Al Gore's Risky Social Security SchemeCommentary by Pete du Pont
June 06, 2000
This is no longer the case. Campaign 2000 is shaping up to be one of the most hotly contested issues campaigns in recent history. And the single biggest issue of the campaign is what to do about Social Security, once known as the "third rail of American politics" because of the deadly effects touching it had on one's political fortunes. As issues go, this one's worth tuning in for.
Social Security is a "pay-as-you-go" program, meaning today's workers pay the benefits for today's retirees. While this worked in the past, the ratio of workers to retirees is shrinking as people are living longer and having fewer kids. For example, in 1945, two seniors were collecting benefits for every 100 workers paying the Social Security tax. By 2075, there will be fewer than two workers to support every beneficiary.
By 2015, workers' payroll taxes won't be enough to pay all Social Security benefits. That is when the trust fund, which holds special government bonds, is supposed to make up the difference. However, to redeem the bonds, the government must either raise taxes, borrow from the public, or reduce benefits.
Gov. Bush and Vice President Gore have drastically different approaches to solving the problem. Bush would first protect current retirees and those close to retirement from any changes in the benefits they are promised. Second, he would allow younger workers to have the option to invest a small portion of their payroll tax money into a private account similar to a 401(k) or an IRA, thus giving workers real assets that can be passed on to their heirs.
Gore, as he does with any proposal made by the Texas Governor, has labeled this a "risky scheme." But would personal accounts really be risky? You can see for yourself by logging on to Internet sites like www.mysocialsecurity.org, which allow you to see the difference private investments could make.

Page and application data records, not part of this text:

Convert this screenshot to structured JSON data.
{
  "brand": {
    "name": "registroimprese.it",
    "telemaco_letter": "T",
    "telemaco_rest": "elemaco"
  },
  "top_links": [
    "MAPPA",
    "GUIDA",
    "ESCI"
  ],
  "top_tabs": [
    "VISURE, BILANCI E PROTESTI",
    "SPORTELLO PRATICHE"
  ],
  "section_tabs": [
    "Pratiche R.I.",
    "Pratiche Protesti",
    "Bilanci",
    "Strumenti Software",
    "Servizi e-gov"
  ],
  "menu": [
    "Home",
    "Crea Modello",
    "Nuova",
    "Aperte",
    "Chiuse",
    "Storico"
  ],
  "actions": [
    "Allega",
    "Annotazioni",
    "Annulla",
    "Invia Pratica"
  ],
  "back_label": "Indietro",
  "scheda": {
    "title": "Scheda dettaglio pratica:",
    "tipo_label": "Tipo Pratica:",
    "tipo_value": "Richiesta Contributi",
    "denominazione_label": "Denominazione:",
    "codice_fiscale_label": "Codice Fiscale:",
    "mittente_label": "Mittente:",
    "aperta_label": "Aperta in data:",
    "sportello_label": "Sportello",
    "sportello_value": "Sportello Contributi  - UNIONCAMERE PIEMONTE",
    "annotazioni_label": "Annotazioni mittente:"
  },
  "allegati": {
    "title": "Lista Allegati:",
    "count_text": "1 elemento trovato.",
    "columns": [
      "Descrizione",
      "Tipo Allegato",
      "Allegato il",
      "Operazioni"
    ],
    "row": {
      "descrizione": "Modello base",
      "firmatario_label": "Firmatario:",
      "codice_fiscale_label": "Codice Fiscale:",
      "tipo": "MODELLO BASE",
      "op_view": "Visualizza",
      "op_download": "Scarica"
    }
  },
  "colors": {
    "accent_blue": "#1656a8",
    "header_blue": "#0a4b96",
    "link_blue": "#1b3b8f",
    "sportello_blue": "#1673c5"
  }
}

So what does Gore propose? First he would add to the program's liabilities by offering an earnings credit for nearly 8 million women who leave the workforce to raise their children. Valued at about $16,500 a year, the credit would raise each woman's benefits by approximately $600 per year. He also proposes increasing benefits for widows from two-thirds of what their combined benefits were when their husbands were alive, to a full three-fourths.
What about that financial shortfall you ask? Gore would use current Social Security surpluses - money taken from workers paychecks in excess of what is actually needed to pay current benefits - to pay down the national debt. If the debt were significantly lowered, he argues, the federal government would save huge amounts of money in future interest payments that would no longer have to be made. Gore then proposes crediting the Social Security trust fund with those savings.

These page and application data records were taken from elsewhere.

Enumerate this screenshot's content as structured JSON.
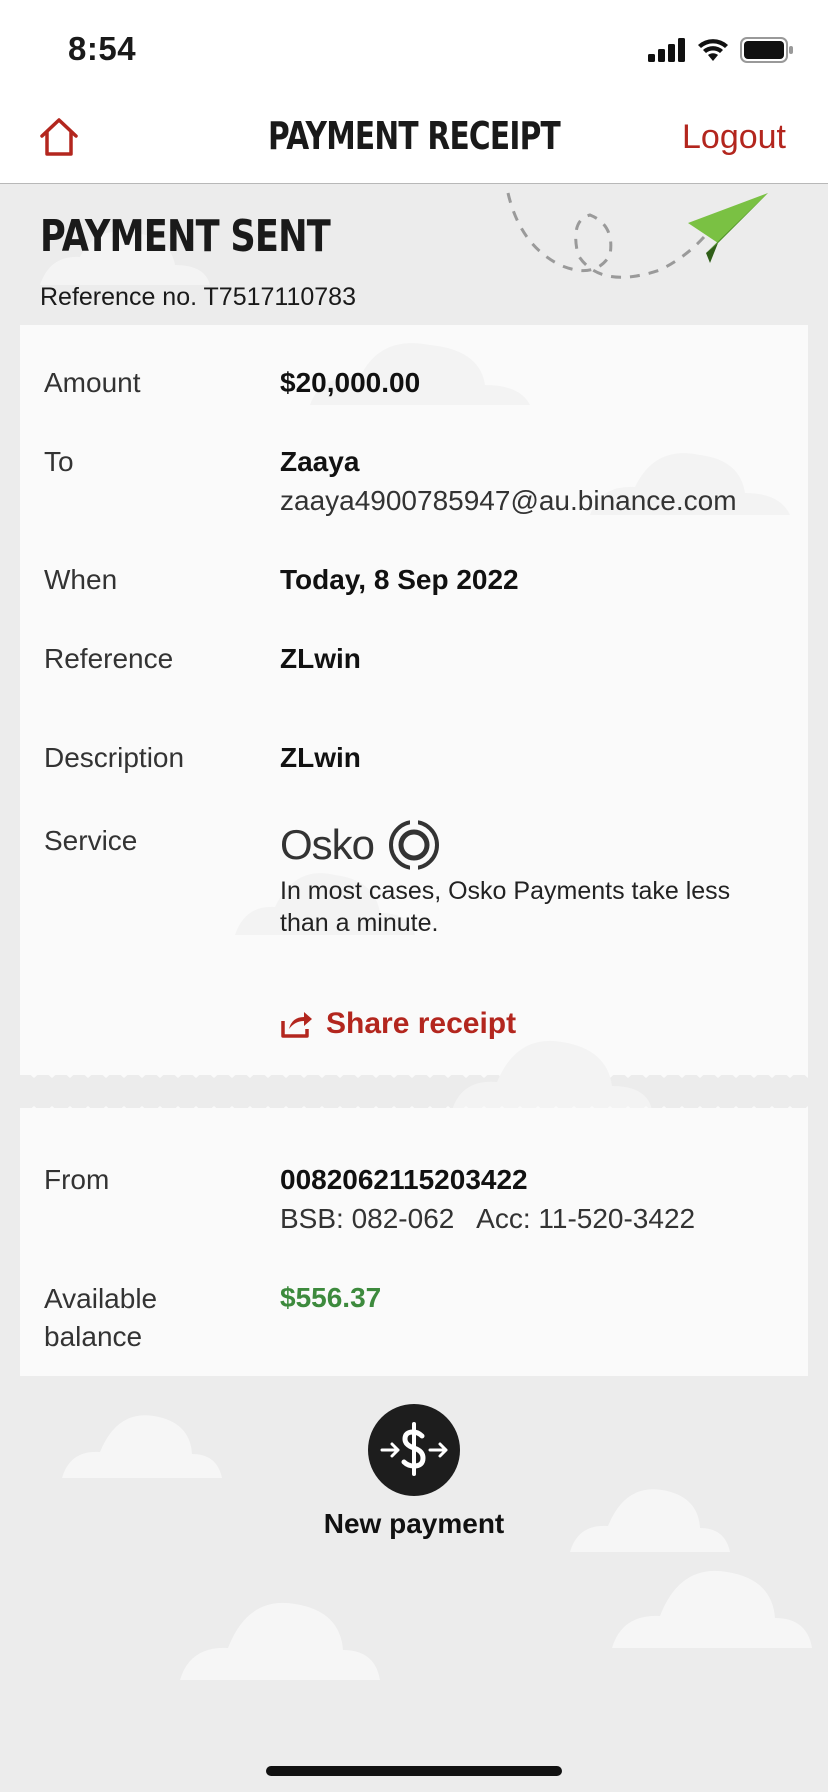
{
  "status_bar": {
    "time": "8:54"
  },
  "nav": {
    "title": "PAYMENT RECEIPT",
    "logout_label": "Logout"
  },
  "hero": {
    "title": "PAYMENT SENT",
    "reference": "Reference no. T7517110783"
  },
  "details": {
    "amount": {
      "label": "Amount",
      "value": "$20,000.00"
    },
    "to": {
      "label": "To",
      "name": "Zaaya",
      "email": "zaaya4900785947@au.binance.com"
    },
    "when": {
      "label": "When",
      "value": "Today, 8 Sep 2022"
    },
    "reference": {
      "label": "Reference",
      "value": "ZLwin"
    },
    "description": {
      "label": "Description",
      "value": "ZLwin"
    },
    "service": {
      "label": "Service",
      "logo_text": "Osko",
      "note": "In most cases, Osko Payments take less than a minute."
    },
    "share_label": "Share receipt"
  },
  "account": {
    "from": {
      "label": "From",
      "number": "0082062115203422",
      "bsb_acc": "BSB: 082-062   Acc: 11-520-3422"
    },
    "balance": {
      "label": "Available balance",
      "value": "$556.37"
    }
  },
  "new_payment_label": "New payment",
  "colors": {
    "brand_red": "#b3261e",
    "balance_green": "#3d8a3d",
    "plane_green": "#7ac143"
  },
  "icons": {
    "home": "home-icon",
    "share": "share-icon",
    "new_payment": "dollar-transfer-icon",
    "osko": "osko-icon"
  }
}
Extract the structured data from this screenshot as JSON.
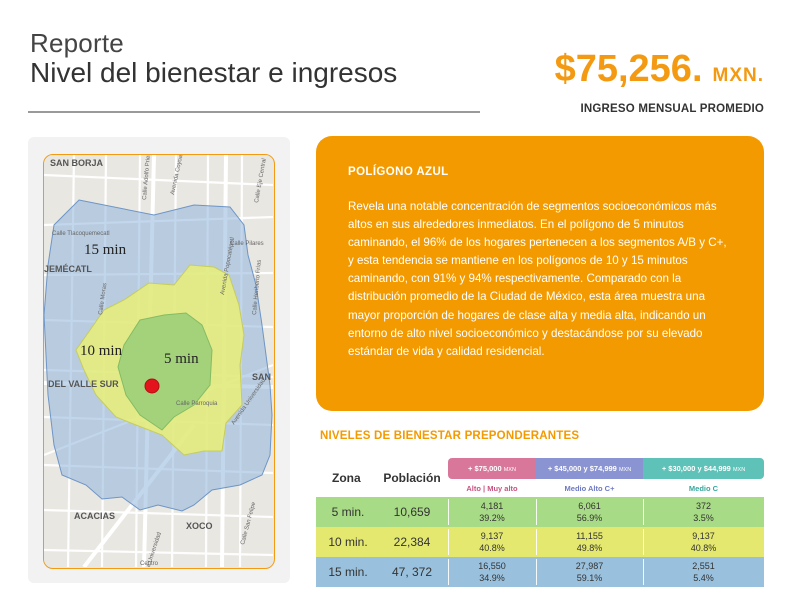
{
  "header": {
    "title_small": "Reporte",
    "title_big": "Nivel del bienestar e ingresos"
  },
  "kpi": {
    "value": "$75,256.",
    "unit": "MXN.",
    "label": "INGRESO MENSUAL PROMEDIO",
    "color": "#f39a12"
  },
  "map": {
    "labels": {
      "min15": "15 min",
      "min10": "10 min",
      "min5": "5 min"
    },
    "place_labels": [
      "SAN BORJA",
      "JEMÉCATL",
      "DEL VALLE SUR",
      "ACACIAS",
      "XOCO",
      "SAN"
    ],
    "street_labels": [
      "Avenida Coyoacán",
      "Calle Adolfo Prieto",
      "Calle Tlacoquemecatl",
      "Calle Pilares",
      "Calle Moras",
      "Avenida Universidad",
      "Calle Uxmal",
      "Avenida Popocatépetl",
      "Calle Eje Central",
      "Centro",
      "Calle San Felipe",
      "Avenida Universidad",
      "Calle Parroquia",
      "Calle Heriberto Frías"
    ],
    "colors": {
      "poly15": "#8fb4dd",
      "poly10": "#e9f078",
      "poly5": "#9ccf7a",
      "marker": "#e3141c"
    }
  },
  "info": {
    "title": "POLÍGONO AZUL",
    "body": "Revela una notable concentración de segmentos socioeconómicos más altos en sus alrededores inmediatos. En el polígono de 5 minutos caminando, el 96% de los hogares pertenecen a los segmentos A/B y C+, y esta tendencia se mantiene en los polígonos de 10 y 15 minutos caminando, con 91% y 94% respectivamente. Comparado con la distribución promedio de la Ciudad de México, esta área muestra una mayor proporción de hogares de clase alta y media alta, indicando un entorno de alto nivel socioeconómico y destacándose por su elevado estándar de vida y calidad residencial.",
    "background": "#f39a00"
  },
  "table": {
    "heading": "NIVELES DE BIENESTAR PREPONDERANTES",
    "col_zona": "Zona",
    "col_poblacion": "Población",
    "groups": [
      {
        "range": "+ $75,000",
        "unit": "MXN",
        "sub": "Alto | Muy alto",
        "color": "#d9779a",
        "sub_color": "#c9527f"
      },
      {
        "range": "+ $45,000 y $74,999",
        "unit": "MXN",
        "sub": "Medio Alto C+",
        "color": "#8a94d2",
        "sub_color": "#6e79c2"
      },
      {
        "range": "+ $30,000 y $44,999",
        "unit": "MXN",
        "sub": "Medio C",
        "color": "#5ec2b8",
        "sub_color": "#37a79c"
      }
    ],
    "rows": [
      {
        "zona": "5 min.",
        "poblacion": "10,659",
        "color": "#a8db85",
        "vals": [
          [
            "4,181",
            "39.2%"
          ],
          [
            "6,061",
            "56.9%"
          ],
          [
            "372",
            "3.5%"
          ]
        ]
      },
      {
        "zona": "10 min.",
        "poblacion": "22,384",
        "color": "#e5e86f",
        "vals": [
          [
            "9,137",
            "40.8%"
          ],
          [
            "11,155",
            "49.8%"
          ],
          [
            "9,137",
            "40.8%"
          ]
        ]
      },
      {
        "zona": "15 min.",
        "poblacion": "47, 372",
        "color": "#99c0dd",
        "vals": [
          [
            "16,550",
            "34.9%"
          ],
          [
            "27,987",
            "59.1%"
          ],
          [
            "2,551",
            "5.4%"
          ]
        ]
      }
    ]
  }
}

On paper, this would extend the life of the trust fund until approximately 2050. But does that really matter? After all, the trust fund does not represent real assets, but merely government IOUs written to itself for future tax revenues. Essentially, Gore is proposing to add more IOUs to the trust fund. He's gambling that the money saved by not having to pay interest on the debt will be available to pay these IOUs when they come due, and that Congress will not spend any of it.
Yet even if Gore wins that bet, and every penny of interest savings is available to redeem the IOUs, it still does nothing to solve the fundamental problem underlying the system; the dwindling revenue stream caused by the declining ratio of workers to retirees.
Dedicating the estimated $230 billion of interest savings to Social Security would only put off the day the system starts running a deficit from 2015 to 2021, and that's not even taking into account the impact of his "mother's credit" or widow's increase. After that, trust fund IOUs notwithstanding, benefits will either have to be cut or taxes will have to be raised.
Gore's betting that he can confuse and scare enough voters to get elected, and that by the time the bill comes due, it'll be another president's problem. As far as risky schemes go, it looks like Gore has Bush one better.
The National Center for Policy Analysis is a public policy research institute founded in 1983 and internationally known for its studies on public policy issues. The NCPA is headquartered in Dallas, Texas, with an office in Washington, D.C.